Outdoor work has many unique aspects. This includes some special safety risks. One reason for this is that nature, while it can be picturesque and refreshing, can also have its dangerous aspects.
So, when outdoor workers suffer on-the-job injuries, there could be a lot of unique factors at play in how the injuries came about. Understanding what specifically led to a particular workplace injury can be key in having a clear picture of what compensation-related options the injured worker has. Experienced workplace injury lawyers can help workers who were injured while performing work outdoors with investigating what particular factors were present in the events that led to their injuries.
One of the things out in nature that can pose dangers to outdoor workers are poisonous plants. Examples of some such plants that are found here in America include: poison ivy, poison oak and poison sumac.
Now, some might make assumptions that exposure to such plants while working really isn’t that big of a problem. After all, the worst that could happen as a result of such exposure is having to deal with some itching, right? Actually, what effects a worker experiences from being exposed to poisonous plants can vary quite a bit. In some instances, the effects are quite severe.
So, being on the lookout for poisonous plants and taking precautions aimed at preventing poisonous plant exposure (like wearing gloves and cleaning work tools after using them) can be important safety steps for outdoor workers when working in areas where lots of plants are present.

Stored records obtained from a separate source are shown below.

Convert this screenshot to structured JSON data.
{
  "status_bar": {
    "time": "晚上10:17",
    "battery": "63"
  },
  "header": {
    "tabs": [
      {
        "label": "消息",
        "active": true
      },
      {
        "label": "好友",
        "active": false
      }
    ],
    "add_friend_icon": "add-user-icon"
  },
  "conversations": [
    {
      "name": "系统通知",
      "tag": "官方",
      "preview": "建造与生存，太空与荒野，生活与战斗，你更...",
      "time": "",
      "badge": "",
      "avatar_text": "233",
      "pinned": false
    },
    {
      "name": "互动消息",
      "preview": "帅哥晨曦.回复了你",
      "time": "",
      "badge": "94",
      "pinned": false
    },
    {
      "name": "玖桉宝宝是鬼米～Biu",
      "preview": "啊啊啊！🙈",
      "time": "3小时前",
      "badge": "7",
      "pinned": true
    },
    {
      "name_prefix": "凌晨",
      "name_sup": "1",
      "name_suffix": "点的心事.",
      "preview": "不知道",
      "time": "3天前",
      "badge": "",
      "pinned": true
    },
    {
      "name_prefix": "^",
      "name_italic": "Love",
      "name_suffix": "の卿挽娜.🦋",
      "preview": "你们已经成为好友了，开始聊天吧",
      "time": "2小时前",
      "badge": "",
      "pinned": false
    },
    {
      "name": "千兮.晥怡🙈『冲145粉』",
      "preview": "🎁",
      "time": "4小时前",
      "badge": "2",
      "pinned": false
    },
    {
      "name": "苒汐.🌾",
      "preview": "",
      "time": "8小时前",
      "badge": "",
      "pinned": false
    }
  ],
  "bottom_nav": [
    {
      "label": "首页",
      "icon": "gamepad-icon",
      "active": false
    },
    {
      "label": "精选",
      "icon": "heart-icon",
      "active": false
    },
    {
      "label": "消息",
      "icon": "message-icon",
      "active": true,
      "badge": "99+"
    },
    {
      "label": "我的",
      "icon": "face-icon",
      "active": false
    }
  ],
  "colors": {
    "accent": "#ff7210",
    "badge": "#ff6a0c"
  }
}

Among the things that could lead to a worker experiencing particularly major effects from exposure to poisonous plants is inhaling the sap oil of such plants One thing that could lead to risks of such inhalation arising is poisonous plants being burned. Given this, it is very important for employers of outdoor workers to exercise great care when it comes to the disposal/burning of plants.
Source: Safety+Health, “Avoid poisonous plants when working outdoors,” June 26, 2016